When Fagin gets an advance of money for Nancy to give to Sikes, he dissembles throughout, claiming that he has little wealth. Here Fagin attempts to recast himself as a poor, beleaguered man whose primary interest lies in taking care of the children. His words indicate that he fears that a member of his gang may try to steal from him. Clearly, no trust exists between Fagin and his closest companions.
But perhaps she would recoil from a plot to take the life of Sikes, and that was one of the chief ends to be attained. “How,” thought Fagin, as he crept homeward, “can I increase my influence with her? what new power can I acquire?”
Fagin contemplates how to get Nancy to help him achieve his goal of killing Sikes, who has become a loose and dangerous end. Since he knows that Nancy will not willingly help him, Fagin schemes to find something to hold over her head. As seen in his relationship with all his companions, the unprincipled Fagin will resort to blackmail, manipulation, deception, or murder—whatever he must—to reach his goals.
[H]atred of the girl who had dared to palter with strangers; an utter distrust of the sincerity of her refusal to yield him up; bitter disappointment at the loss of his revenge on Sikes; the fear of detection, and ruin, and death; and a fierce and deadly rage kindled by all; these were the passionate considerations which . . . shot through the brain of Fagin, as every evil thought and blackest purpose lay working at his heart.
The narrator describes Fagin’s mental reaction to learning the news that Nancy has told Rose and Mr. Brownlow all about Monks. Nancy’s disloyalty stirs up a host of negative emotions in Fagin. This stew of anxiety and anger pushes Fagin even deeper down the path of villainy, and his plan for self-preservation, which had only included killing Sikes, must now expand to punishing Nancy and preventing her from revealing his identity to Rose, Mr. Brownlow, or the police.
“I mean,” said Fagin, showing that he felt all disguise was now useless, “not too violent for safety. Be crafty, Bill, and not too bold.”
Fagin gives Sikes implicit directions on dealing with Nancy. Without specifically stating that he wants Sikes to kill her, Fagin reminds him to deal with her quietly and carefully so he doesn’t get caught. This sentiment reveals Fagin’s sneaky and vile nature.
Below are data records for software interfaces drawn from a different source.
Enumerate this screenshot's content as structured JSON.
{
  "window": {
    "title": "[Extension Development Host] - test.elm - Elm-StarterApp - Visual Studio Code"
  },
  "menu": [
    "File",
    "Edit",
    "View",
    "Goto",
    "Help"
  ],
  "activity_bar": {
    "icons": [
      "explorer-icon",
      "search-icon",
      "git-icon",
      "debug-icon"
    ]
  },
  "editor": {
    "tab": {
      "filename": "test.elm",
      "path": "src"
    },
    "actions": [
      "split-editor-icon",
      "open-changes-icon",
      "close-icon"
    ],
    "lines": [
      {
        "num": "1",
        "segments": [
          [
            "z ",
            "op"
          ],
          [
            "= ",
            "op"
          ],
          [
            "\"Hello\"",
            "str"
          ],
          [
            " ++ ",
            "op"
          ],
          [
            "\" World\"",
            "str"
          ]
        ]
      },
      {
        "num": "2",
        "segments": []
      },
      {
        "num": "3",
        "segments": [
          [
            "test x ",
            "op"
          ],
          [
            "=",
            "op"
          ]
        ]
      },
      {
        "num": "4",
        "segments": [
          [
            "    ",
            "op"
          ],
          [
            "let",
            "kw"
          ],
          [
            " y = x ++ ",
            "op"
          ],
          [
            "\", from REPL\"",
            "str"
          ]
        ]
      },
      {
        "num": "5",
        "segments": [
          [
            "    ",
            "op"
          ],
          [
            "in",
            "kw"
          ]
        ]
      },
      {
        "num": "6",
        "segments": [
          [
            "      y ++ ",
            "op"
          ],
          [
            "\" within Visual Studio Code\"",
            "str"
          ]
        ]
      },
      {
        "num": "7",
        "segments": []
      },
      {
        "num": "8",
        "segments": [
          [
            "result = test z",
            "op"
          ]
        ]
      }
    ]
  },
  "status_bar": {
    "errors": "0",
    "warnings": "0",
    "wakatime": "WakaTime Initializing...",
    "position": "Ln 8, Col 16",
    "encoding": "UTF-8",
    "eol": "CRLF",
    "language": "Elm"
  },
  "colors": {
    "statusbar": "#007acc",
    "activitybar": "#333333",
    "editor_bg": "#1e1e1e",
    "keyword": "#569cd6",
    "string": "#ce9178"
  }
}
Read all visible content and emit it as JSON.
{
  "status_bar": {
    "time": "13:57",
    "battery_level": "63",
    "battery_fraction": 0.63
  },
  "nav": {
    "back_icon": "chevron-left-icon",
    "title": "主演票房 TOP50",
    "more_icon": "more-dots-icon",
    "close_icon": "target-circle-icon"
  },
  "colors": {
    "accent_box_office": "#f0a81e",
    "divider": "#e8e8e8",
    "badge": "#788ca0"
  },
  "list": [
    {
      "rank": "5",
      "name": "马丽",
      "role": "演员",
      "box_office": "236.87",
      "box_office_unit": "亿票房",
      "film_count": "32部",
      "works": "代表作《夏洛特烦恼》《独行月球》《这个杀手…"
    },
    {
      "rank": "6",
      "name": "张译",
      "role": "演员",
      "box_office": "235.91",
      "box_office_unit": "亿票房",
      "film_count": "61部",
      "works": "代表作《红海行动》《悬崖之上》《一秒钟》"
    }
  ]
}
He wanted Sikes dead, but now he convinces Sikes to kill Nancy, which will bring the police upon Sikes. With one command, he will rid himself of both of his problematic partners. The depth of Fagin’s treachery reflects his self-interest.
“Outside, outside,” replied Fagin, pushing the boy before him towards the door, and looking vacantly over his head. “Say I’ve gone to sleep—they’ll believe you. You can get me out, if you take me so.”
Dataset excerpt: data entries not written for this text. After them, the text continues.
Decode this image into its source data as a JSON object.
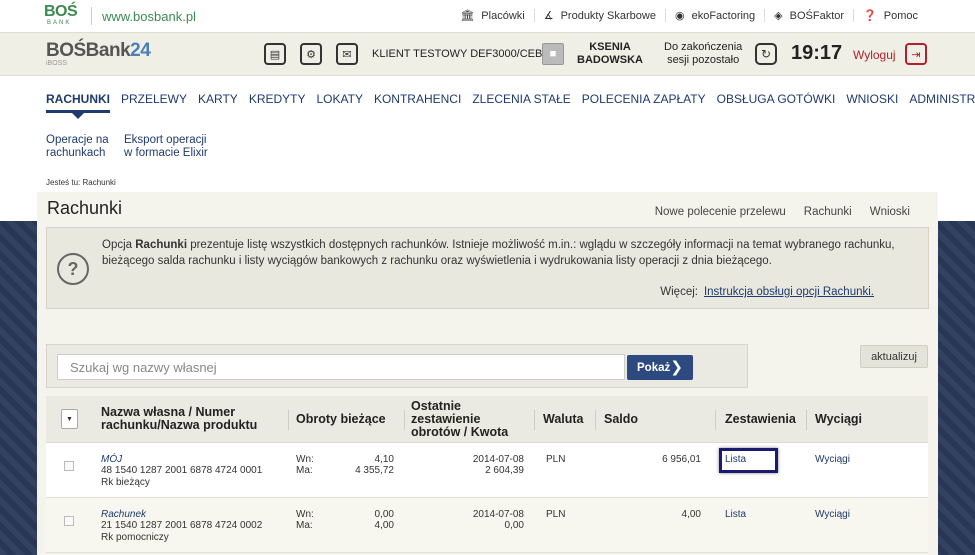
{
  "topbar": {
    "logo": {
      "brand": "BOŚ",
      "sub": "BANK"
    },
    "site_url": "www.bosbank.pl",
    "links": [
      {
        "label": "Placówki",
        "icon": "bank-icon"
      },
      {
        "label": "Produkty Skarbowe",
        "icon": "chart-icon"
      },
      {
        "label": "ekoFactoring",
        "icon": "factoring-icon"
      },
      {
        "label": "BOŚFaktor",
        "icon": "handshake-icon"
      },
      {
        "label": "Pomoc",
        "icon": "help-icon"
      }
    ]
  },
  "header": {
    "brand_main": "BOŚBank",
    "brand_num": "24",
    "brand_sub": "iBOSS",
    "client": "KLIENT TESTOWY DEF3000/CEB",
    "user_first": "KSENIA",
    "user_last": "BADOWSKA",
    "session_line1": "Do zakończenia",
    "session_line2": "sesji pozostało",
    "time": "19:17",
    "logout": "Wyloguj"
  },
  "nav": {
    "items": [
      "RACHUNKI",
      "PRZELEWY",
      "KARTY",
      "KREDYTY",
      "LOKATY",
      "KONTRAHENCI",
      "ZLECENIA STAŁE",
      "POLECENIA ZAPŁATY",
      "OBSŁUGA GOTÓWKI",
      "WNIOSKI",
      "ADMINISTRACJA"
    ]
  },
  "subnav": {
    "item1_l1": "Operacje na",
    "item1_l2": "rachunkach",
    "item2_l1": "Eksport operacji",
    "item2_l2": "w formacie Elixir"
  },
  "breadcrumb": {
    "prefix": "Jesteś tu:",
    "current": "Rachunki"
  },
  "page": {
    "title": "Rachunki",
    "links": [
      "Nowe polecenie przelewu",
      "Rachunki",
      "Wnioski"
    ]
  },
  "info": {
    "text_pre": "Opcja ",
    "text_bold": "Rachunki",
    "text_post": " prezentuje listę wszystkich dostępnych rachunków. Istnieje możliwość m.in.: wglądu w szczegóły informacji na temat wybranego rachunku, bieżącego salda rachunku i listy wyciągów bankowych z rachunku oraz wyświetlenia i wydrukowania listy operacji z dnia bieżącego.",
    "more_label": "Więcej:",
    "more_link": "Instrukcja obsługi opcji Rachunki."
  },
  "search": {
    "placeholder": "Szukaj wg nazwy własnej",
    "button": "Pokaż",
    "refresh": "aktualizuj"
  },
  "table": {
    "headers": {
      "name_l1": "Nazwa własna / Numer",
      "name_l2": "rachunku/Nazwa produktu",
      "turnover": "Obroty bieżące",
      "last_l1": "Ostatnie",
      "last_l2": "zestawienie",
      "last_l3": "obrotów / Kwota",
      "currency": "Waluta",
      "balance": "Saldo",
      "statement": "Zestawienia",
      "extracts": "Wyciągi"
    },
    "rows": [
      {
        "name": "MÓJ",
        "number": "48 1540 1287 2001 6878 4724 0001",
        "product": "Rk bieżący",
        "wn_label": "Wn:",
        "ma_label": "Ma:",
        "wn": "4,10",
        "ma": "4 355,72",
        "last_date": "2014-07-08",
        "last_amount": "2 604,39",
        "currency": "PLN",
        "balance": "6 956,01",
        "statement": "Lista",
        "extracts": "Wyciągi"
      },
      {
        "name": "Rachunek",
        "number": "21 1540 1287 2001 6878 4724 0002",
        "product": "Rk pomocniczy",
        "wn_label": "Wn:",
        "ma_label": "Ma:",
        "wn": "0,00",
        "ma": "4,00",
        "last_date": "2014-07-08",
        "last_amount": "0,00",
        "currency": "PLN",
        "balance": "4,00",
        "statement": "Lista",
        "extracts": "Wyciągi"
      }
    ]
  },
  "colors": {
    "brand_green": "#3d8a4f",
    "nav_blue": "#1e3a6e",
    "logout_red": "#b22030",
    "button_blue": "#2c4a80"
  }
}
On the last day of his life, Fagin hallucinates all the boys from his gang, but when Oliver visits accompanied by Mr. Brownlow, he incorporates the real boy into his fantasy: Oliver will help him escape jail—and the gallows. Fagin’s insistence that the guards will believe Oliver underscores the boy’s innocence and highlights Fagin’s continuous scheming. Even in his own madness, Fagin recognizes that he can profit from Oliver’s inherent goodness.
Take a Study Break
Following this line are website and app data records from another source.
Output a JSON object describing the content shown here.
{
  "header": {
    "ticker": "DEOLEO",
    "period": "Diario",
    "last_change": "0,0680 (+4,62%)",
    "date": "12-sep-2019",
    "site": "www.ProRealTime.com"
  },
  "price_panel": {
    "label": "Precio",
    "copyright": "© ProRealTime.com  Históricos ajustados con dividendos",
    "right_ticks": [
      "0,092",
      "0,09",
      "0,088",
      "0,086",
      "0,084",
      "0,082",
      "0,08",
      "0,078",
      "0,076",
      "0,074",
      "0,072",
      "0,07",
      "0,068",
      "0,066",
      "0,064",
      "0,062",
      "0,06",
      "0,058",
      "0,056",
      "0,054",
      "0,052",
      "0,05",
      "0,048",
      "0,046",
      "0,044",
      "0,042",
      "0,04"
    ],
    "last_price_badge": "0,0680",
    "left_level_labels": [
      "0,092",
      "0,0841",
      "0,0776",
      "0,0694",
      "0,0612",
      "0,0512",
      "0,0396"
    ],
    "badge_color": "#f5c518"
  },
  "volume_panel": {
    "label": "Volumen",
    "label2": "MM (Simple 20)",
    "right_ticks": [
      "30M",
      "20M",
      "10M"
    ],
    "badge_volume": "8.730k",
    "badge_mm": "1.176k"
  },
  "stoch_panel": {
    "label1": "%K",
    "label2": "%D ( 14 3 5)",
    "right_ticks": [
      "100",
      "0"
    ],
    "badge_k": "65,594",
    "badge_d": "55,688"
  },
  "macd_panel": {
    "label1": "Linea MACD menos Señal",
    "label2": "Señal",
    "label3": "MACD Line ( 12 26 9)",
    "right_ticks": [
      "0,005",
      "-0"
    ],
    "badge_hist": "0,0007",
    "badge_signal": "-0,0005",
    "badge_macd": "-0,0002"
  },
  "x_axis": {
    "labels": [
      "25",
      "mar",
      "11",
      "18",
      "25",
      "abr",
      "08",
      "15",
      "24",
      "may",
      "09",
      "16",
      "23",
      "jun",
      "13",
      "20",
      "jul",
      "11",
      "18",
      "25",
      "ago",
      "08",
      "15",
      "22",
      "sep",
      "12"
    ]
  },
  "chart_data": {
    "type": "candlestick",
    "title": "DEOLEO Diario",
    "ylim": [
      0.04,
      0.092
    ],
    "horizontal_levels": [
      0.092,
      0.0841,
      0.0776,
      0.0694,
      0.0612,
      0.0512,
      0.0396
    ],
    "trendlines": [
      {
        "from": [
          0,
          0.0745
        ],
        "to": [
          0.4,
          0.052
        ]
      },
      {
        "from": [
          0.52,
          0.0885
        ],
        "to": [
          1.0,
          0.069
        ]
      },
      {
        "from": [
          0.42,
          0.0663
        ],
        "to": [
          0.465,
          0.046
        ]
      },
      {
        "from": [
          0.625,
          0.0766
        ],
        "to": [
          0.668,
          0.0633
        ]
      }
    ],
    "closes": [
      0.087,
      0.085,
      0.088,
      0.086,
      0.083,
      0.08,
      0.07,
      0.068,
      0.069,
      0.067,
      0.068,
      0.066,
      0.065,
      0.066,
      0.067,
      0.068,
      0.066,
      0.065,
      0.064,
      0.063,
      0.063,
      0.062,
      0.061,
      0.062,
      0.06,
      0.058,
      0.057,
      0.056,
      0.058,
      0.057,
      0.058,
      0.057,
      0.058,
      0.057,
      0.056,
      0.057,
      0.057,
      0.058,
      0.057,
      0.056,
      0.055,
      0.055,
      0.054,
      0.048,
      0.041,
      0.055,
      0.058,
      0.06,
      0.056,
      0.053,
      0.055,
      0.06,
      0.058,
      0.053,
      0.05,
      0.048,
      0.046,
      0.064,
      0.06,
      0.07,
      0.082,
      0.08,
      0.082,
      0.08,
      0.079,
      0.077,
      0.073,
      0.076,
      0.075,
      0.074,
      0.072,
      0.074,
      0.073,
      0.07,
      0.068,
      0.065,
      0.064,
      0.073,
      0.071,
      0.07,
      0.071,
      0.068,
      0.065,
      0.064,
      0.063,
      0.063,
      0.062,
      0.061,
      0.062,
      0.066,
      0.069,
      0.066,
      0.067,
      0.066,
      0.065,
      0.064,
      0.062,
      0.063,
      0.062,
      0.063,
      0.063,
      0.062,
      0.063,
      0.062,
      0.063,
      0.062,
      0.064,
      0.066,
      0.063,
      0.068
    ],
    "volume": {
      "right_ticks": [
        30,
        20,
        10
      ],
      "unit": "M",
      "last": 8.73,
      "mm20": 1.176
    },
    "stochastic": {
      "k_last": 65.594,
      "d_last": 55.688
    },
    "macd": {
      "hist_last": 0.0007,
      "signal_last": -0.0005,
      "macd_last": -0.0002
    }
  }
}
Every Shakespeare Play Summed Up in a Quote from The Office
Every Book on Your English Syllabus, Summed Up in Marvel Quotes
A Roundup of the Funniest Great Gatsby Memes You'll Ever See
QUIZ: How Many of These Literary Jeopardy! Questions Can You Answer Correctly?
7 "Crazy" Women in Literature Who Were Actually Being Totally Reasonable
Honest Names for All the Books on Your English Syllabus
QUIZ: Are You a Hero, a Villain, or an Anti-Hero?